In comparison with traditional PCBs, High Density Interconnector PCB or HDI PCBs provide more components and connections inside a smaller area due to their high density and compact design.
The purpose of this article is to explore the characteristics, benefits, and applications of HDI PCB. We will also discuss the manufacturing process and challenges involved in producing these complex and advanced PCBs. This guide will give you a better understanding of HDI PCBs and how they can be used in various industries.
High Density Interconnect or HDI PCB is a type of PCB that utilizes microvias, which are smaller and more densely packed than traditional vias, to connect layers of the PCB and increase the number of interconnections per unit area.
We can also say that it is a multi-layer PCB that uses fine-pitch solder masks, high-density copper tracks (wiring), and advanced materials to maximize performance and minimize cost.
The term “high density” refers to the amount of copper in each layer of the board.
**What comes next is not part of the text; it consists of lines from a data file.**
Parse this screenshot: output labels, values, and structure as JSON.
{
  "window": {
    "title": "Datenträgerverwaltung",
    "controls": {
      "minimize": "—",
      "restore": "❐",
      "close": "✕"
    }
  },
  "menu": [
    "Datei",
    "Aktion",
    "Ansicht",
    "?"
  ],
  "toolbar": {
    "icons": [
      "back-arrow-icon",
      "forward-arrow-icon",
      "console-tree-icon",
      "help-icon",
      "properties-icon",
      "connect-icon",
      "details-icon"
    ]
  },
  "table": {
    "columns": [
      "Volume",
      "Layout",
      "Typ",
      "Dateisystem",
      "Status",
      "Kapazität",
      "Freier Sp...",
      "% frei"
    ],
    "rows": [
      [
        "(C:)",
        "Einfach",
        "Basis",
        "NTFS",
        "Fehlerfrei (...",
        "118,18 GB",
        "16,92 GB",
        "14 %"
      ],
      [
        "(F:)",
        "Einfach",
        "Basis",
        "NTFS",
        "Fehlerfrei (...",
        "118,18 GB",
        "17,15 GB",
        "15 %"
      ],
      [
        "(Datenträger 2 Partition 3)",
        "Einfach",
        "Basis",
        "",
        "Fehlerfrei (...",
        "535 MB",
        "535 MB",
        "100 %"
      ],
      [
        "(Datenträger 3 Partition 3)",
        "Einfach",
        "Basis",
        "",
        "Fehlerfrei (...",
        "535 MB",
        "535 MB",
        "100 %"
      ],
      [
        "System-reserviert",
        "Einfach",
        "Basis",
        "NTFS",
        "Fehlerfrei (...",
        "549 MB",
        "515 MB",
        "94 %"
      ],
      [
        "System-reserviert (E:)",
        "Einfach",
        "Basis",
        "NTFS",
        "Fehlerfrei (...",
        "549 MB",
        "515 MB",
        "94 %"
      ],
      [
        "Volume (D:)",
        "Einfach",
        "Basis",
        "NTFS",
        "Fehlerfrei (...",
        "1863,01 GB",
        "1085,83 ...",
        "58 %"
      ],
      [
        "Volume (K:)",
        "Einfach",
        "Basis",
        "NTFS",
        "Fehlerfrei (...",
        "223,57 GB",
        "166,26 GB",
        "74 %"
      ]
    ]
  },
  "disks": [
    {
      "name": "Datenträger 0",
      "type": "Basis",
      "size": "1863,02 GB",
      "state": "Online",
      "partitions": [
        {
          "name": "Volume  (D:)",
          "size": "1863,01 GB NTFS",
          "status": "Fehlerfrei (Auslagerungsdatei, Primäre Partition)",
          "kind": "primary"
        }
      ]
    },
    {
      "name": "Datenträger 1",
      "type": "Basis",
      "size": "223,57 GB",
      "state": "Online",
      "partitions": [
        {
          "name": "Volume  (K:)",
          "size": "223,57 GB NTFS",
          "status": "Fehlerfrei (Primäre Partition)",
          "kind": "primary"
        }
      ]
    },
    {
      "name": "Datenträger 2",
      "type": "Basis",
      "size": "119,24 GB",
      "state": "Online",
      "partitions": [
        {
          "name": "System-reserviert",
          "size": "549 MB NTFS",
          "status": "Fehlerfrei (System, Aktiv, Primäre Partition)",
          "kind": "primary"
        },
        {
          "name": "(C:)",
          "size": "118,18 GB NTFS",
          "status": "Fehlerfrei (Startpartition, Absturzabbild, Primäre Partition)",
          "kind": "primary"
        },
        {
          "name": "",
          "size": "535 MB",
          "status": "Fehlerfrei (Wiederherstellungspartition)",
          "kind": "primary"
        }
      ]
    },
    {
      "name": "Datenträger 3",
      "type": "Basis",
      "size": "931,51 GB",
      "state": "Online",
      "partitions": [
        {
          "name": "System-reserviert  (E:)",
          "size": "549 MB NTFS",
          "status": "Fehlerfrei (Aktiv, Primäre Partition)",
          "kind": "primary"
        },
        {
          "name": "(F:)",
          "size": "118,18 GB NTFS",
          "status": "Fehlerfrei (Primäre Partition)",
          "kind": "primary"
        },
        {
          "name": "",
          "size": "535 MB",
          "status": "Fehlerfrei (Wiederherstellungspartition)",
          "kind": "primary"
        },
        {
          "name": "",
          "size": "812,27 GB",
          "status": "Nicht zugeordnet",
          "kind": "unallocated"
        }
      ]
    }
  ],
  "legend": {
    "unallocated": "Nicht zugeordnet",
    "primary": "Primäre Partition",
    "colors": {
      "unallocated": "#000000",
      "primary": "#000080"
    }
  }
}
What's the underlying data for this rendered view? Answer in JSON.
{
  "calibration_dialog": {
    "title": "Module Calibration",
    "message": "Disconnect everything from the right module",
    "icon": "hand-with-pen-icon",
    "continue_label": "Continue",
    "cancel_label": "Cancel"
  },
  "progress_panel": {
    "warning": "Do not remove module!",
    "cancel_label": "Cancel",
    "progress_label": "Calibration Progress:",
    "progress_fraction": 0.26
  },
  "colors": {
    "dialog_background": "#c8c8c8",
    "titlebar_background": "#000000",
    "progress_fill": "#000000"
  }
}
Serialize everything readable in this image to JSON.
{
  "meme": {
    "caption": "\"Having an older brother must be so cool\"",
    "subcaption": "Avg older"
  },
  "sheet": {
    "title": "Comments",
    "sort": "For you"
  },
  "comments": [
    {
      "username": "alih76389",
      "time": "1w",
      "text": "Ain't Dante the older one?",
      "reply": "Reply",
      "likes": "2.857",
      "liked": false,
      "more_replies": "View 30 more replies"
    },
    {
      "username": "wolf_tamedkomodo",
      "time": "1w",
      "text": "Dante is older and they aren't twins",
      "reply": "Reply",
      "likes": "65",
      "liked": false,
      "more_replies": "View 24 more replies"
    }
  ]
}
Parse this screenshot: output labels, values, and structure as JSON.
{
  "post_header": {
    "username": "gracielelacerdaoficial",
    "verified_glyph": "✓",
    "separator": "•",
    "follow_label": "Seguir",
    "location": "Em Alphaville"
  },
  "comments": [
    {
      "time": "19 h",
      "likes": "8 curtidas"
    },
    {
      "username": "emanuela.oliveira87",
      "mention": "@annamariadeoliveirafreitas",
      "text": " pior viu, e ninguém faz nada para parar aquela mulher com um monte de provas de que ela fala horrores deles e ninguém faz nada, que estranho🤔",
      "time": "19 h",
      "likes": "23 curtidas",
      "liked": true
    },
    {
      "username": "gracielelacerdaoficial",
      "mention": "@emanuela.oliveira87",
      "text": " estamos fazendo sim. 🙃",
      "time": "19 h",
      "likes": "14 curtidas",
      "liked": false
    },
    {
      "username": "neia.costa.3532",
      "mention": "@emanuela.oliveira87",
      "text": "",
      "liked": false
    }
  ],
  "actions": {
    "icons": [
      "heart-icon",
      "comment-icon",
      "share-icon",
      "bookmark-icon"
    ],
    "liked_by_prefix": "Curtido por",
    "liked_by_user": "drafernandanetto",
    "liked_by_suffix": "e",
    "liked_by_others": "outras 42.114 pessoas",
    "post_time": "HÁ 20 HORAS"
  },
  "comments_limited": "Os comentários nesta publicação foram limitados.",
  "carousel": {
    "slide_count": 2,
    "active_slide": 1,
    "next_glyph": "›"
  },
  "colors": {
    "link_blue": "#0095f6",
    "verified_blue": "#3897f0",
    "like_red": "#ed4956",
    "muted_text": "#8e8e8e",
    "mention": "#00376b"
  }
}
A typical HDI PCB has between 140 and 160 layers, which means that there are over 200,000 copper pads on each board. The more layers you have, the more connectivity you can have between
● Higher component density: Smaller trace and spacing widths, allowing for more components to be placed in a smaller area.
● Improved signal integrity: The smaller trace widths and closer spacing of HDI PCBs reduce noise and improve signal integrity.
● Enhanced performance: Lead to better overall performance in electronic devices.
● Increased design flexibility: Designed with multiple layers in a smaller space, allowing for more complex and flexible circuit layouts.
● More expensive to manufacture due to the advanced technology
● More difficult to design and manufacture
● Limited availability as not all manufacturers produce it
The following factors must be considered when selecting HDI PCB material:
You also need to choose between these dielectrics to use in HDI PCB:
|Polyimide||● High-temperature resistant material● Excellent dimensional stability● Low dielectric constant|
|PTFE (polytetrafluoroethylene)||● Low-dielectric constant● Excellent electrical properties● Low coefficient of friction|
|LCP (liquid crystal polymer)||● High-performance● Excellent electrical and mechanical properties● Low dielectric constant and high-temperature resistance|
|Difference in features||HDI PCB||Standard PCB|
|Structure||Defined by their high-density interconnections and made with a thin, high-quality substrate material with multiple layers of wiring||Have interconnections with larger lines and spaces and use a wider range of substrate materials|
|Thickness||Thinner than standard PCBs and thickness ranges from 0.089 mm to 0.25 mm||Comparatively thicker and thickness ranges from 0.25 mm to 1.5 mm|
|Electrical & Thermal Conductivity||Have higher electrical and thermal conductivity but depends on material used||Also have good thermal and electrical conductivity but a bit less than HDI|
|Manufacturing technique||Laser drilling and microvias||Only have mechanical drilling|
|Usage||High-performance electronic devices that require a high degree of integration and miniaturization, such as smartphones, portable devices, high-end computers or military equipment||Used in standard computers, appliances, and industrial equipment|
|Cost||Generally more expensive||Less expensive than HDI|
PCB design can utilize several types of HDI (high-density interconnect) stack-ups:
|Microvia HDI||Blind/buried via HDI||Sequential build HDI|
|A PCB is connected using microvias (vias with a smaller diameter)||Uses vias that are not visible on the surface of the PCB||PCBs are built in multiple layers with varying interconnect patterns|
|Highly efficient and offer a high density of interconnects||Improve PCB appearance and reduce the risk of interference||High level of design flexibility|
Lamination is the process of bonding multiple layers of material together using heat and pressure. It can be used to create HDI PCBs, which have a higher wiring density and smaller via sizes than traditional PCBs.
● In a microvia stack-up, small vias are used to connect layers of material,
● Through holes in the PCB are used to connect layers without having to pass through the outer layers.
● Rather than bonding all the layers together at once, sequential lamination HDI stack-ups involves adding layers one by one to the PCB.
There are several key considerations and design rules to keep in mind when designing an HDI PCB:
● Use small trace and spacing dimensions
● Use high-quality materials
● Consider stack-up carefully
● Choose the right manufacturer
So that’s about everything you need to know about integrated circuits and how they work. We at Qtech are always ready to give you solid advice about PCBs, PCBA, and ICs. Talk to us today and find out more on what we offer. With over a decade of experience in this field, you’re guaranteed quality always.